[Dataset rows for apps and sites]
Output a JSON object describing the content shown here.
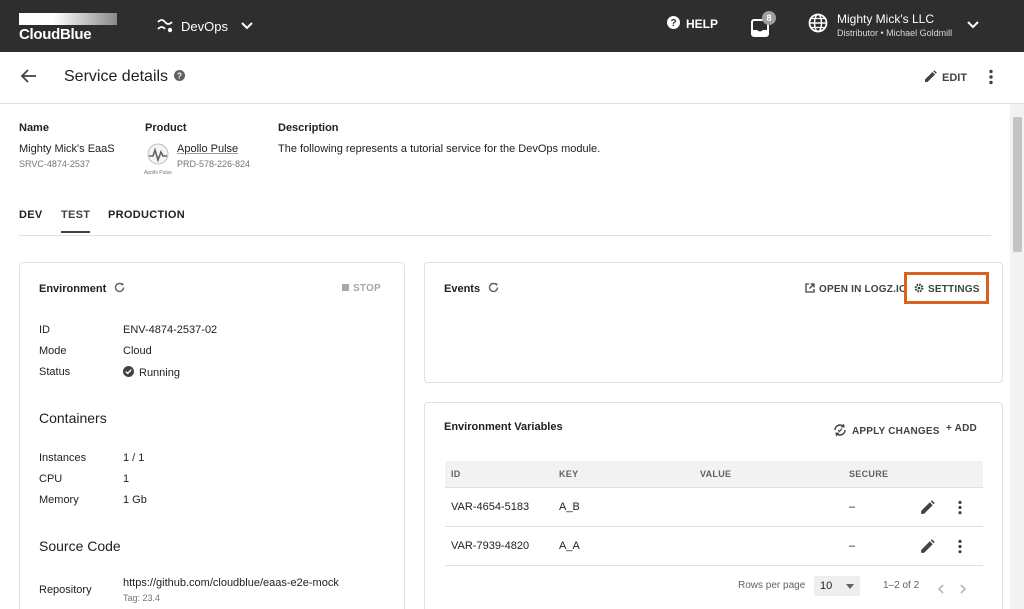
{
  "topbar": {
    "logo_text": "CloudBlue",
    "module_label": "DevOps",
    "help_label": "HELP",
    "notification_count": "8",
    "account_name": "Mighty Mick's LLC",
    "account_sub": "Distributor • Michael Goldmill"
  },
  "header": {
    "title": "Service details",
    "edit_label": "EDIT"
  },
  "info": {
    "name_label": "Name",
    "name_value": "Mighty Mick's EaaS",
    "name_id": "SRVC-4874-2537",
    "product_label": "Product",
    "product_name": "Apollo Pulse",
    "product_id": "PRD-578-226-824",
    "product_icon_caption": "Apollo Pulse",
    "description_label": "Description",
    "description_value": "The following represents a tutorial service for the DevOps module."
  },
  "tabs": [
    {
      "label": "DEV"
    },
    {
      "label": "TEST"
    },
    {
      "label": "PRODUCTION"
    }
  ],
  "environment": {
    "title": "Environment",
    "stop_label": "STOP",
    "fields": [
      {
        "label": "ID",
        "value": "ENV-4874-2537-02"
      },
      {
        "label": "Mode",
        "value": "Cloud"
      },
      {
        "label": "Status",
        "value": "Running"
      }
    ],
    "containers_title": "Containers",
    "containers": [
      {
        "label": "Instances",
        "value": "1 / 1"
      },
      {
        "label": "CPU",
        "value": "1"
      },
      {
        "label": "Memory",
        "value": "1 Gb"
      }
    ],
    "source_title": "Source Code",
    "repository_label": "Repository",
    "repository_url": "https://github.com/cloudblue/eaas-e2e-mock",
    "repository_tag": "Tag: 23.4"
  },
  "events": {
    "title": "Events",
    "open_logz_label": "OPEN IN LOGZ.IO",
    "settings_label": "SETTINGS"
  },
  "env_vars": {
    "title": "Environment Variables",
    "apply_label": "APPLY CHANGES",
    "add_label": "+ ADD",
    "columns": [
      "ID",
      "KEY",
      "VALUE",
      "SECURE"
    ],
    "rows": [
      {
        "id": "VAR-4654-5183",
        "key": "A_B",
        "value": "",
        "secure": "–"
      },
      {
        "id": "VAR-7939-4820",
        "key": "A_A",
        "value": "",
        "secure": "–"
      }
    ],
    "rows_per_page_label": "Rows per page",
    "rows_per_page_value": "10",
    "range_label": "1–2 of 2"
  },
  "colors": {
    "topbar_bg": "#2e2e2e",
    "settings_highlight": "#d9631e"
  }
}
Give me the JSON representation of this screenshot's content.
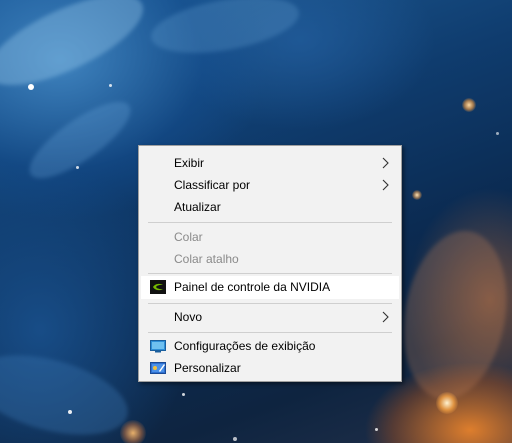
{
  "context_menu": {
    "items": [
      {
        "label": "Exibir",
        "has_submenu": true,
        "enabled": true
      },
      {
        "label": "Classificar por",
        "has_submenu": true,
        "enabled": true
      },
      {
        "label": "Atualizar",
        "has_submenu": false,
        "enabled": true
      },
      {
        "label": "Colar",
        "has_submenu": false,
        "enabled": false
      },
      {
        "label": "Colar atalho",
        "has_submenu": false,
        "enabled": false
      },
      {
        "label": "Painel de controle da NVIDIA",
        "has_submenu": false,
        "enabled": true,
        "icon": "nvidia-icon",
        "highlighted": true
      },
      {
        "label": "Novo",
        "has_submenu": true,
        "enabled": true
      },
      {
        "label": "Configurações de exibição",
        "has_submenu": false,
        "enabled": true,
        "icon": "display-settings-icon"
      },
      {
        "label": "Personalizar",
        "has_submenu": false,
        "enabled": true,
        "icon": "personalize-icon"
      }
    ]
  },
  "colors": {
    "menu_background": "#f2f2f2",
    "menu_border": "#a0a0a0",
    "disabled_text": "#8a8a8a",
    "highlight_background": "#ffffff",
    "nvidia_green": "#76b900"
  }
}
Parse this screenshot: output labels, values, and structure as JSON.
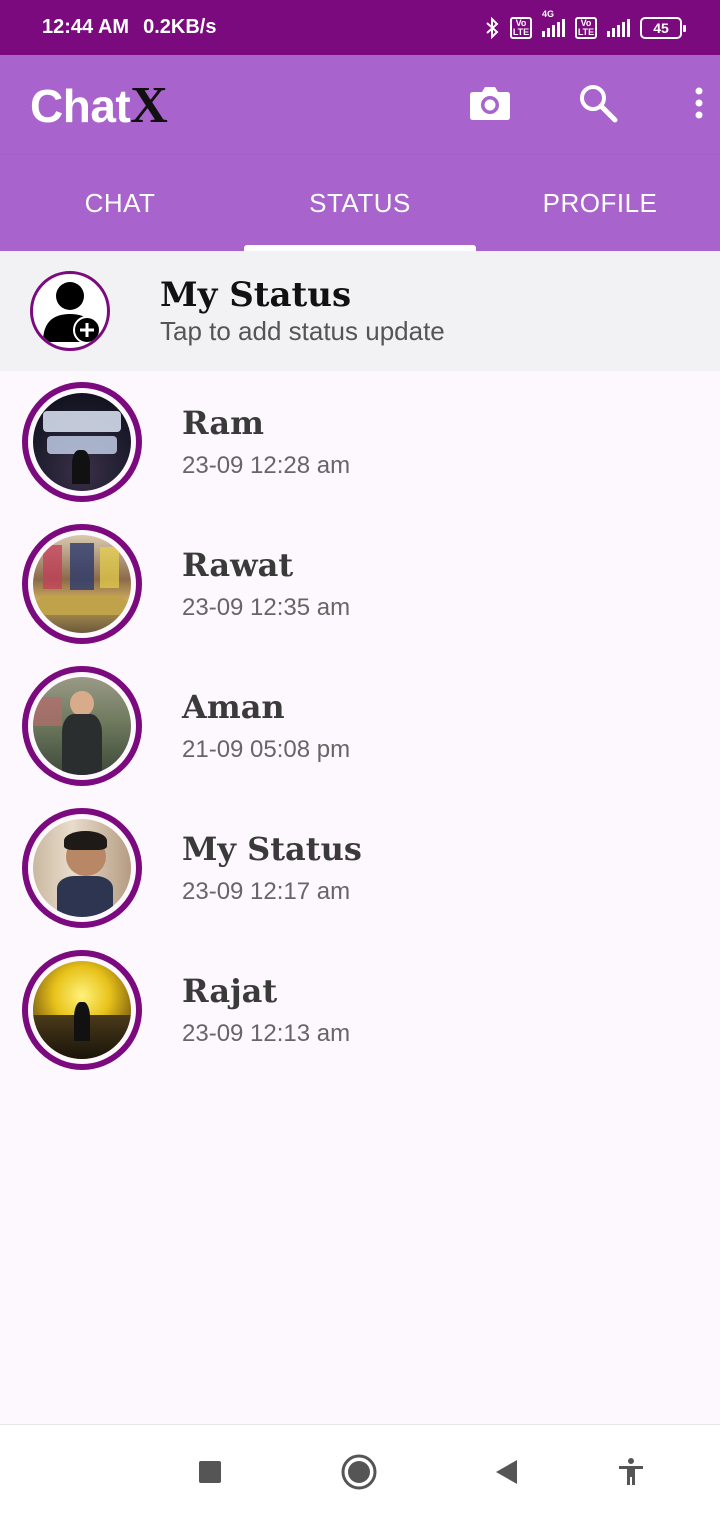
{
  "status_bar": {
    "time": "12:44 AM",
    "speed": "0.2KB/s",
    "volte1": "Vo LTE",
    "network": "4G",
    "volte2": "Vo LTE",
    "battery": "45"
  },
  "app_bar": {
    "title_main": "Chat",
    "title_accent": "X"
  },
  "tabs": [
    {
      "label": "CHAT",
      "active": false
    },
    {
      "label": "STATUS",
      "active": true
    },
    {
      "label": "PROFILE",
      "active": false
    }
  ],
  "my_status": {
    "name": "My Status",
    "subtitle": "Tap to add status update"
  },
  "statuses": [
    {
      "name": "Ram",
      "time": "23-09 12:28 am"
    },
    {
      "name": "Rawat",
      "time": "23-09 12:35 am"
    },
    {
      "name": "Aman",
      "time": "21-09 05:08 pm"
    },
    {
      "name": "My Status",
      "time": "23-09 12:17 am"
    },
    {
      "name": "Rajat",
      "time": "23-09 12:13 am"
    }
  ],
  "colors": {
    "status_bar": "#7b0a7e",
    "app_bar": "#a963cc",
    "ring": "#7b0a7e",
    "background": "#fdf8fd"
  },
  "icons": {
    "camera": "camera-icon",
    "search": "search-icon",
    "more": "more-vert-icon",
    "nav_recents": "square-icon",
    "nav_home": "circle-icon",
    "nav_back": "triangle-back-icon",
    "nav_accessibility": "accessibility-icon"
  }
}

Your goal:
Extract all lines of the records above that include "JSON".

Task solution:
Output a JSON object describing the content shown here.
Give me the JSON representation of this screenshot's content.
Parse this screenshot: output labels, values, and structure as JSON.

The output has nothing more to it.